- TASK ITEM
Compute how many lines below contain the word "this" and respond with that number only.

- RECORDED INFORMATION
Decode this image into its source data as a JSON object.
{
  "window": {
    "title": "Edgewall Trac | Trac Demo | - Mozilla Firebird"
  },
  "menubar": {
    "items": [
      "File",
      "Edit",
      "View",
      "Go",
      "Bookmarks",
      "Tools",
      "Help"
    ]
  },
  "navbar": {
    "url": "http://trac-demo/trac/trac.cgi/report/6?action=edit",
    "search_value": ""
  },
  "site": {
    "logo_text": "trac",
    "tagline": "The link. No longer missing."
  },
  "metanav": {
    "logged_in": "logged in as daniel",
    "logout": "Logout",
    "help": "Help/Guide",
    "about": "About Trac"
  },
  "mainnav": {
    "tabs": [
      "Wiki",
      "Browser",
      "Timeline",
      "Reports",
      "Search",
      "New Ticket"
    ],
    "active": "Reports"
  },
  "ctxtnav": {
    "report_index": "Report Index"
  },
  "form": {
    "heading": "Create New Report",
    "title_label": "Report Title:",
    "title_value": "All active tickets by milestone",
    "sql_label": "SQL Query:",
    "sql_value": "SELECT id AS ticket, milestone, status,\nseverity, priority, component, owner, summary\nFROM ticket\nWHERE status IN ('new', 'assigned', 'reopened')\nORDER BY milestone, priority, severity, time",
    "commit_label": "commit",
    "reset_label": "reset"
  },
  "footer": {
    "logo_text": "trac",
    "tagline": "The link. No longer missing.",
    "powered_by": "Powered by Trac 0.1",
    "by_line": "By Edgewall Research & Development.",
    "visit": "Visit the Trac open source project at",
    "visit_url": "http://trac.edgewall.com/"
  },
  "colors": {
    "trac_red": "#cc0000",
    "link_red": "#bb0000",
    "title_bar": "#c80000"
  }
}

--

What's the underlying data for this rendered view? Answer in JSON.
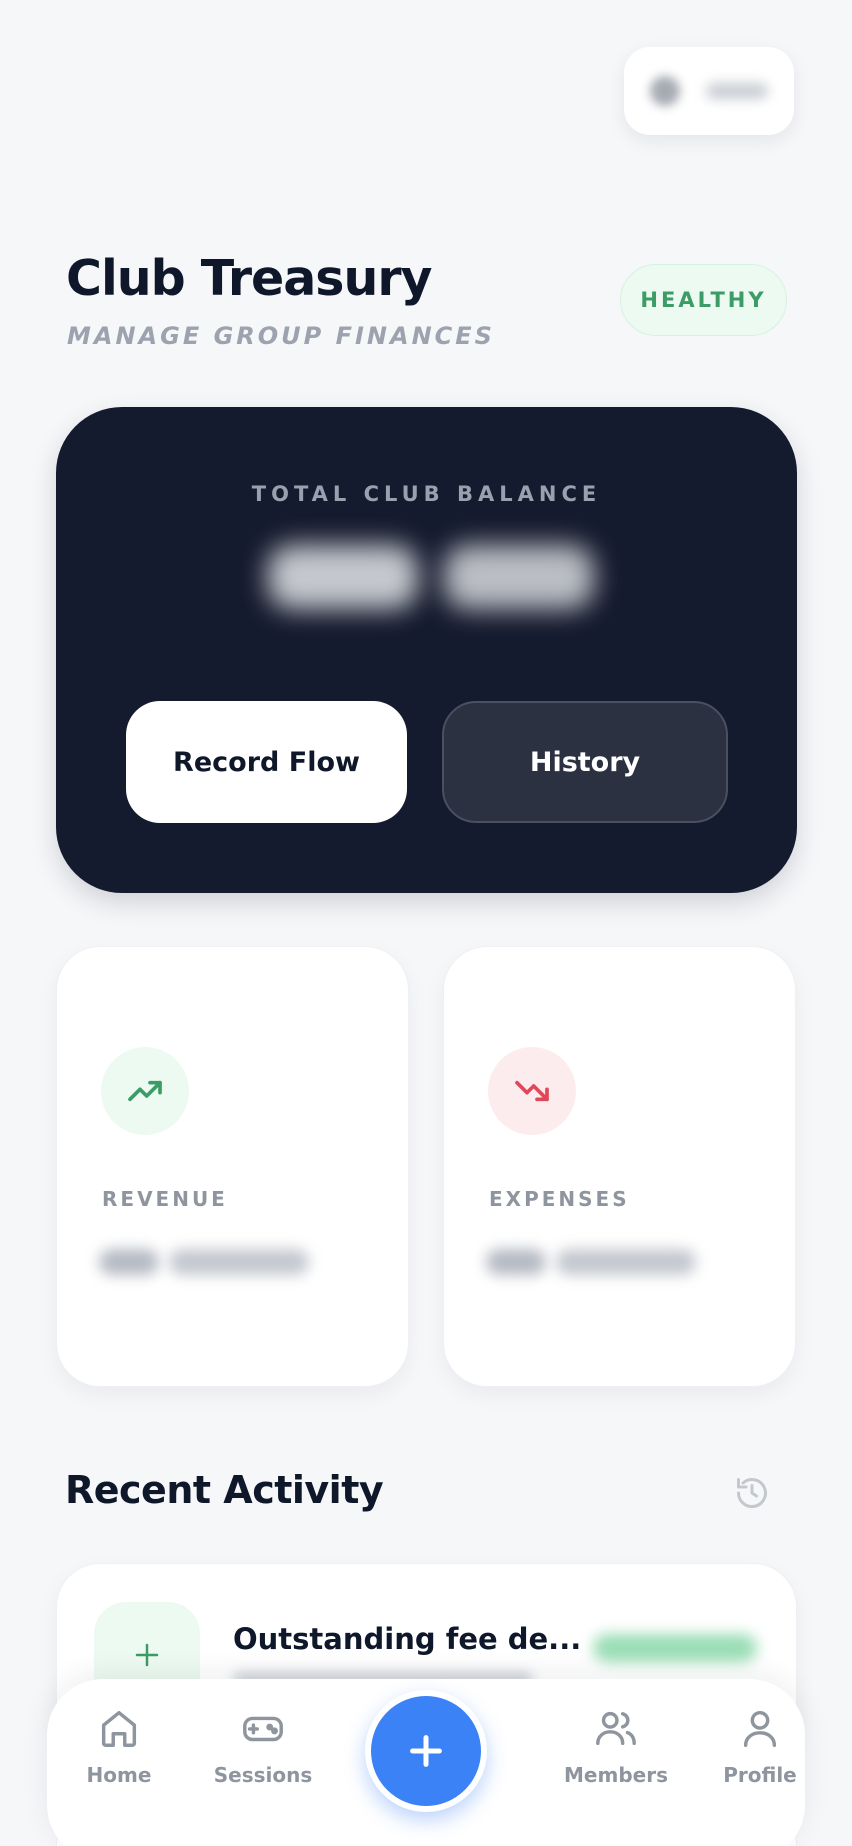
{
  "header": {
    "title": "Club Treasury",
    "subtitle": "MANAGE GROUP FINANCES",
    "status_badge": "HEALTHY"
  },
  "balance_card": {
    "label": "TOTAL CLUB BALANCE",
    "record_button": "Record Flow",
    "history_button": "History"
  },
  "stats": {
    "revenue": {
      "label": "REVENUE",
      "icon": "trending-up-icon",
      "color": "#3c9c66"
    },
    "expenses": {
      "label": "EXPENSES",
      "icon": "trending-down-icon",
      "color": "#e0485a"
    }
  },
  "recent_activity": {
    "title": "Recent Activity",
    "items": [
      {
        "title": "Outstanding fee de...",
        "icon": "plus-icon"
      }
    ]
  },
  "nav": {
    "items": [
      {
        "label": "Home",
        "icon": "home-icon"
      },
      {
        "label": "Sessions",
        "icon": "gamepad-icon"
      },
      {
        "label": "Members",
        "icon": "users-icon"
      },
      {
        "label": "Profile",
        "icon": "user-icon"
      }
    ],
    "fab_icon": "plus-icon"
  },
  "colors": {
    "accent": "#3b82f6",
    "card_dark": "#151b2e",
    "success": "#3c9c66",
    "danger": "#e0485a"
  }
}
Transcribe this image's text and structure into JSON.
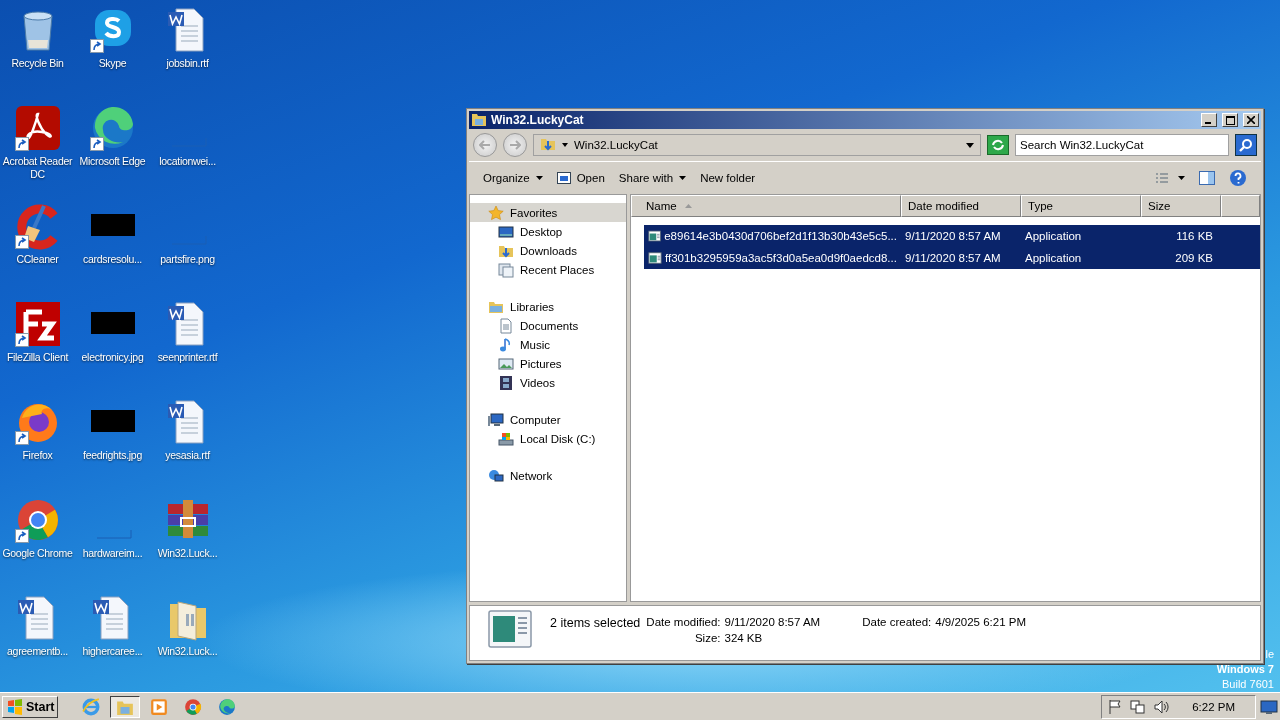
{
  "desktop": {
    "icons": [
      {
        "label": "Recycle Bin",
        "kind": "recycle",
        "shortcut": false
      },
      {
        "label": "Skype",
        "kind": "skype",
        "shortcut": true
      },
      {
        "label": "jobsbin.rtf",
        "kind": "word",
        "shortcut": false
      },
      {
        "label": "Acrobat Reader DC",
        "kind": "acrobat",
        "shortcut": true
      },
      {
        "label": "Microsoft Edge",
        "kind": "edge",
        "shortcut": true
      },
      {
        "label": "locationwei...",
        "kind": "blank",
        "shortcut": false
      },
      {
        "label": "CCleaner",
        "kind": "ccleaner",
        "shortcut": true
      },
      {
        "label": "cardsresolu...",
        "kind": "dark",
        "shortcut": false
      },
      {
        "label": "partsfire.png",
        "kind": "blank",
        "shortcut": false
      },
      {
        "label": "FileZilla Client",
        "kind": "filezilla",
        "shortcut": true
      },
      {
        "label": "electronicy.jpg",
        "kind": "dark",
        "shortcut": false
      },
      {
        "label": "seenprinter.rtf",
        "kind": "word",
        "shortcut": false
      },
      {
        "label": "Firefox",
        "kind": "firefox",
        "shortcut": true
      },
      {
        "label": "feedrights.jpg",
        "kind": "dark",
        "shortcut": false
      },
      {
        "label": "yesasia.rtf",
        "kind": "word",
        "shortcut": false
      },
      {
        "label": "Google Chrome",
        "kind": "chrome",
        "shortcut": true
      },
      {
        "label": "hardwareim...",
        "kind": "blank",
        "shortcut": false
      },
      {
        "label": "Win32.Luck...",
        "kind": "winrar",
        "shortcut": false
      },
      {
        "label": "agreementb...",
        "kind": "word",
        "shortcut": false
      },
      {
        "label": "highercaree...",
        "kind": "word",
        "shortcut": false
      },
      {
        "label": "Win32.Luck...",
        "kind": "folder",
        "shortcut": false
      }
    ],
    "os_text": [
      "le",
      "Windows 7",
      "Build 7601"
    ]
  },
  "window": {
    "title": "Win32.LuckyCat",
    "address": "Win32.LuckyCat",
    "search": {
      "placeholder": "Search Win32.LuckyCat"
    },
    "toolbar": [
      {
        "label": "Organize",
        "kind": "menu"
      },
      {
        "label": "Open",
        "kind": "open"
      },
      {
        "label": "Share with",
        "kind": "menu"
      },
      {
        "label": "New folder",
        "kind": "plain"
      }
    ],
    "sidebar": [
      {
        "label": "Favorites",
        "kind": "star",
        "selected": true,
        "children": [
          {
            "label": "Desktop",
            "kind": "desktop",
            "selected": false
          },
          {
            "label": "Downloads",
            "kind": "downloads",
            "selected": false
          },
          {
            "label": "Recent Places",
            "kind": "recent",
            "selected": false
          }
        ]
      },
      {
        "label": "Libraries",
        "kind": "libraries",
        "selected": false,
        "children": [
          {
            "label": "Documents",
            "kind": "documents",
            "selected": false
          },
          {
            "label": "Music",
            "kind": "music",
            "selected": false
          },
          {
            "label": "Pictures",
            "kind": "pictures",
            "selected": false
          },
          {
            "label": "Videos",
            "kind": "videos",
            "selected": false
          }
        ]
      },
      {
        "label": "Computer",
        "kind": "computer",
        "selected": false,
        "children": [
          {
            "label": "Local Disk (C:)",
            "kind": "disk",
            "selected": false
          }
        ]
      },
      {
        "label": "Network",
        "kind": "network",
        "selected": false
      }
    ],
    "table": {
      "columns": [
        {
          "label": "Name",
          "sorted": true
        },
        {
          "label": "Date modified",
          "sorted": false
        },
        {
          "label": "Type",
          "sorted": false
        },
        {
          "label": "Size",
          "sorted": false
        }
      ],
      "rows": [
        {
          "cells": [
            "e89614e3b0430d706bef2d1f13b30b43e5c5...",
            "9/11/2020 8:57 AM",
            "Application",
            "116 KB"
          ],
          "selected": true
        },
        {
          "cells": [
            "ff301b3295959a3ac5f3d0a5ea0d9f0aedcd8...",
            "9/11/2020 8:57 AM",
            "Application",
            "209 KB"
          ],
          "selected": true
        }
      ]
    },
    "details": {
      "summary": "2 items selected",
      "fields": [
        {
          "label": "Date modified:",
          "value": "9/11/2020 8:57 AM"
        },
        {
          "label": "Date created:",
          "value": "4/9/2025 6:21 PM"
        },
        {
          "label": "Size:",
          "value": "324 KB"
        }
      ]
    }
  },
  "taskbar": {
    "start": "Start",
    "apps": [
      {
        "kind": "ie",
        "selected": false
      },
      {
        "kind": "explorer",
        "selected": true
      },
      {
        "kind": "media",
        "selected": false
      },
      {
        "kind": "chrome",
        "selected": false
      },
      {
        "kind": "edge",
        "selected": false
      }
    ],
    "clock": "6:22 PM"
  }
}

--

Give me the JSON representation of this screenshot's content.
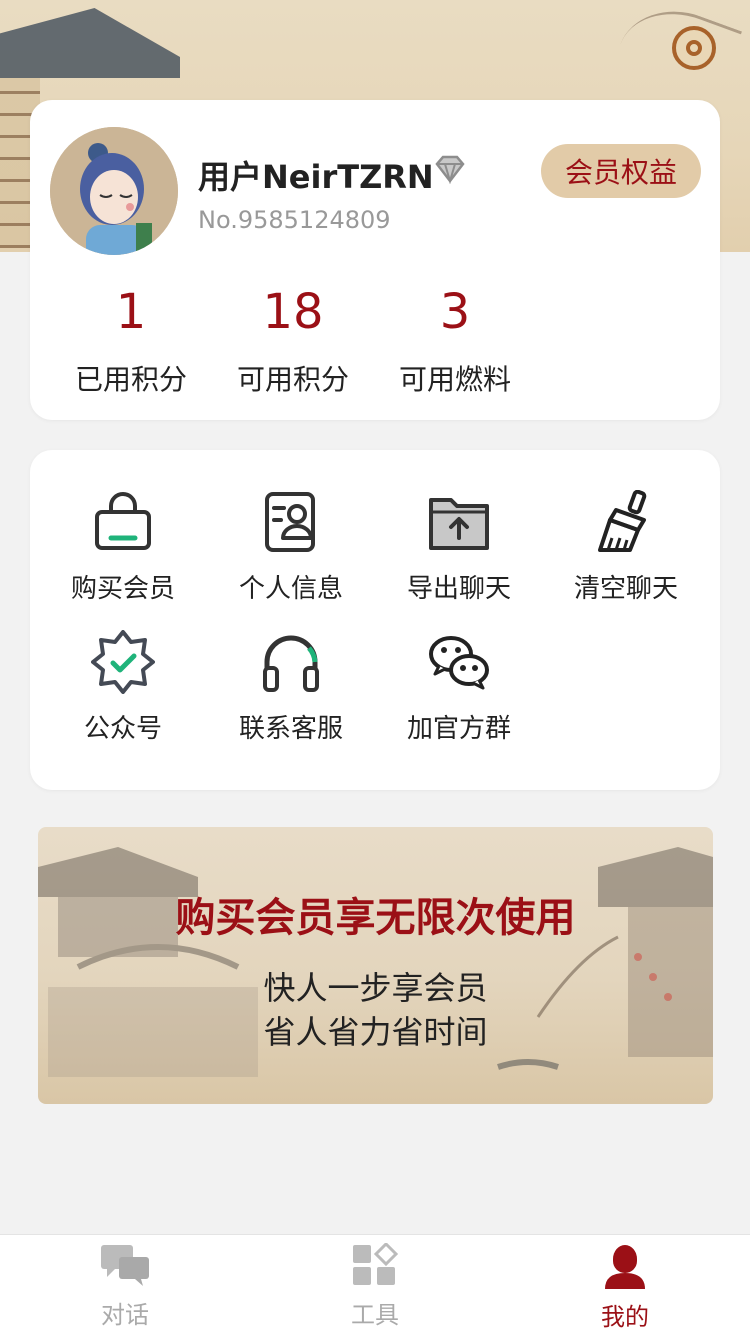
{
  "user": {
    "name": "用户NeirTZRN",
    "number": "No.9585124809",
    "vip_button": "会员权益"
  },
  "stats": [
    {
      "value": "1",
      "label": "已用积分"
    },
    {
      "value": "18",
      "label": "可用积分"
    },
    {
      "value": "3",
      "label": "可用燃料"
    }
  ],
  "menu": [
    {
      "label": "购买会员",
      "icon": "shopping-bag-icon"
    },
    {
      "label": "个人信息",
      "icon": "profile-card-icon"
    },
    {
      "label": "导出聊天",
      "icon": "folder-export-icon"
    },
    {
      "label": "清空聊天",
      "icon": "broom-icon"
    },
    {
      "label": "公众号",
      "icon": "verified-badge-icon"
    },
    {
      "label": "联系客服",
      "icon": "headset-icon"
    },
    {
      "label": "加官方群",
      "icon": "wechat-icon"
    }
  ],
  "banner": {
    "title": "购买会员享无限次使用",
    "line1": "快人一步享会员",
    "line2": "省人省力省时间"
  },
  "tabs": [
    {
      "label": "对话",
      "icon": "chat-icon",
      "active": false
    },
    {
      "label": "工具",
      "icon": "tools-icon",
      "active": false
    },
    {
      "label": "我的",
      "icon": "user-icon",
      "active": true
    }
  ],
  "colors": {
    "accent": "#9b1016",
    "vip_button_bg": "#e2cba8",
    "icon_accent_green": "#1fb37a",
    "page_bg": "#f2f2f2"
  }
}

- ANSWER BELOW
4